*** Given data ***

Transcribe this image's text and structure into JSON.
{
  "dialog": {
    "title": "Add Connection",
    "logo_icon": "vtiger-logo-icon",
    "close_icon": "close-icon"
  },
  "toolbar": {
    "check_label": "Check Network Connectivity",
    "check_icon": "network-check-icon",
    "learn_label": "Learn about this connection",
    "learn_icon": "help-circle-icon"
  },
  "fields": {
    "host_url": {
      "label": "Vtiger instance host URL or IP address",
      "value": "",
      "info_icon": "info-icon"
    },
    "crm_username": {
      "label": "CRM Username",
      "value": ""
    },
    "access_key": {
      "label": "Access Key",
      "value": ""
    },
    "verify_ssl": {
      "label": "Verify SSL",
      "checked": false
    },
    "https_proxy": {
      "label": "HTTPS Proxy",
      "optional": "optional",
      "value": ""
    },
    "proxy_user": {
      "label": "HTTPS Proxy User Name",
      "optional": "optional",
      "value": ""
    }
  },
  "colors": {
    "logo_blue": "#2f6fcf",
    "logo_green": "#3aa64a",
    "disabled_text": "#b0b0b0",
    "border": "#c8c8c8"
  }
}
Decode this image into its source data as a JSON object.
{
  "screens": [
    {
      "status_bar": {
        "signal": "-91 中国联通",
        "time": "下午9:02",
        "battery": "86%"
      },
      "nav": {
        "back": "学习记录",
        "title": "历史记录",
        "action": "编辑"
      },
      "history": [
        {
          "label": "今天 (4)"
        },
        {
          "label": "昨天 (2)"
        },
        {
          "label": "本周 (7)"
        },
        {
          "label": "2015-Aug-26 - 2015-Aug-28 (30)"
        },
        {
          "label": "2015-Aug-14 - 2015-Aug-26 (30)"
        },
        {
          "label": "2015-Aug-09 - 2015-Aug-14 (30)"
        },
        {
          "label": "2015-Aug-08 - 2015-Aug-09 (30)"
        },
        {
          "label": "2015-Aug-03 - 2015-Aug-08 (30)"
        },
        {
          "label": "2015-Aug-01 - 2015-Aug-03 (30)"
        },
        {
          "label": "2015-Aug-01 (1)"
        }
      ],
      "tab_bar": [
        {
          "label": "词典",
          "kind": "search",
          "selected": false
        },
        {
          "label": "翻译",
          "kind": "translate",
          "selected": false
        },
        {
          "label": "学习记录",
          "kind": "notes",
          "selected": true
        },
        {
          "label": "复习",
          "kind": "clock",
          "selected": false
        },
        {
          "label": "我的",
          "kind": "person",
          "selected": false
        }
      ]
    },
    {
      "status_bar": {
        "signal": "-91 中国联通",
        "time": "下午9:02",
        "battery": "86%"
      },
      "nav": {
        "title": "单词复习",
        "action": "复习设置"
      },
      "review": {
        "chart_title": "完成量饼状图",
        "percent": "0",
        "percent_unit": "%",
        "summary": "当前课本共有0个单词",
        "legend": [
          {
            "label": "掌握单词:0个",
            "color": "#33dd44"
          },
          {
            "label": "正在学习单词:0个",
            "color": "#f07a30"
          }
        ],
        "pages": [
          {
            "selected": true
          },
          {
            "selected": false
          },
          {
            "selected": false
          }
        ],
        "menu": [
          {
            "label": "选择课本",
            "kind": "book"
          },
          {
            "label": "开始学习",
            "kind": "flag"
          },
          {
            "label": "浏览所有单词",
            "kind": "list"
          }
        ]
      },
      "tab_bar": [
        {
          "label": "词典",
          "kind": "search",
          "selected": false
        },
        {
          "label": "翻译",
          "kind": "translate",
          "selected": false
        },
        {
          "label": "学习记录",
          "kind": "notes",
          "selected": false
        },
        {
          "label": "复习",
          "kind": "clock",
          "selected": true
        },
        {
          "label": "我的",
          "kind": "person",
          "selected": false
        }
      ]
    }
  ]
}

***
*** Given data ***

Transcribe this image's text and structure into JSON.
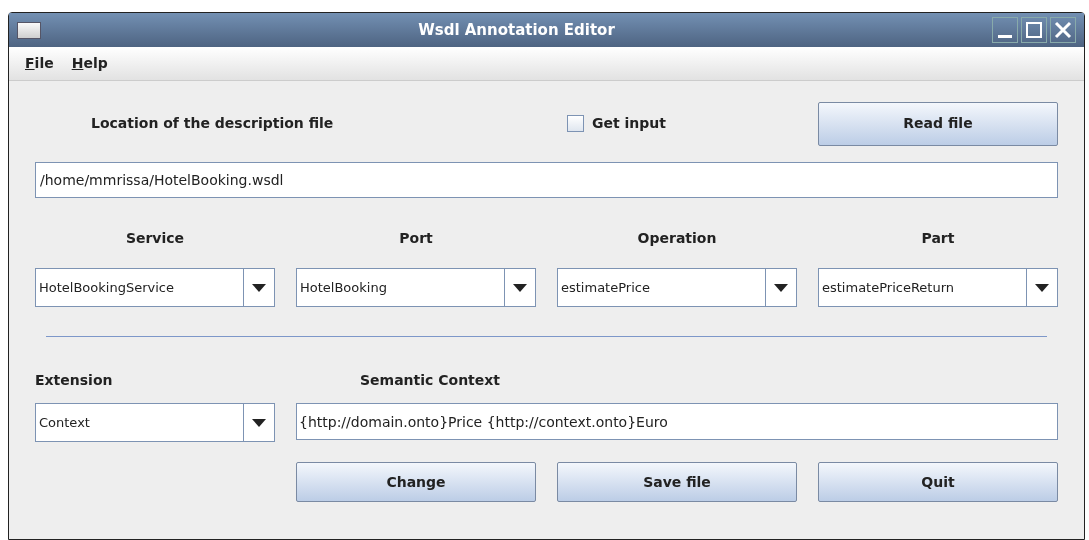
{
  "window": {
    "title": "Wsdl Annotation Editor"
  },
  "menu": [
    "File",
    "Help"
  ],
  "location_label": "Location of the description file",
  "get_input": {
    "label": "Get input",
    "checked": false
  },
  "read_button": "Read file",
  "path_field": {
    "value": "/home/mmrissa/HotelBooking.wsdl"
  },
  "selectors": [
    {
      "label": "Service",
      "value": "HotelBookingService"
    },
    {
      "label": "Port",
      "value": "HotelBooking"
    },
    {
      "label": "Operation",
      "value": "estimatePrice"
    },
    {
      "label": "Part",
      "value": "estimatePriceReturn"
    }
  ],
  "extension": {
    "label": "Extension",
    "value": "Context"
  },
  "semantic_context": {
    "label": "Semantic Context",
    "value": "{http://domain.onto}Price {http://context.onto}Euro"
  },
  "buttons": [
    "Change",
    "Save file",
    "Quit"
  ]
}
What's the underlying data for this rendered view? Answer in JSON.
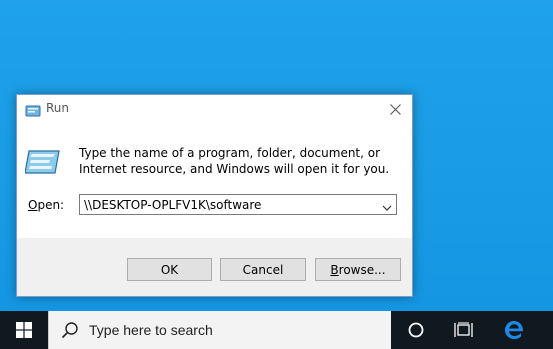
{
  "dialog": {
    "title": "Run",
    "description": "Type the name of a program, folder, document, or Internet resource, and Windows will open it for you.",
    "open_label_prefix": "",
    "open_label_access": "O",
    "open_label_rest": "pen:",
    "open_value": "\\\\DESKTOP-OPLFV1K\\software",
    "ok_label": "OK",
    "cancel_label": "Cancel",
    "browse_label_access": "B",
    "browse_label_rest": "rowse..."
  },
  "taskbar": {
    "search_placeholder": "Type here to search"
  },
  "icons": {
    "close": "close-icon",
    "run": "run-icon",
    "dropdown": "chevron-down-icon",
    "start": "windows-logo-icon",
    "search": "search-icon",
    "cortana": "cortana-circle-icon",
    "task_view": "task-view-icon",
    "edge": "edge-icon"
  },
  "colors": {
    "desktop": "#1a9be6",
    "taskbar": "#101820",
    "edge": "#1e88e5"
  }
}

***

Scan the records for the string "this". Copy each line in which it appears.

Transcribe this image's text and structure into JSON.
    "learn_label": "Learn about this connection",
Decode this image into its source data as a JSON object.
Transcribe this image's text and structure into JSON.
What's the underlying data for this rendered view? Answer in JSON.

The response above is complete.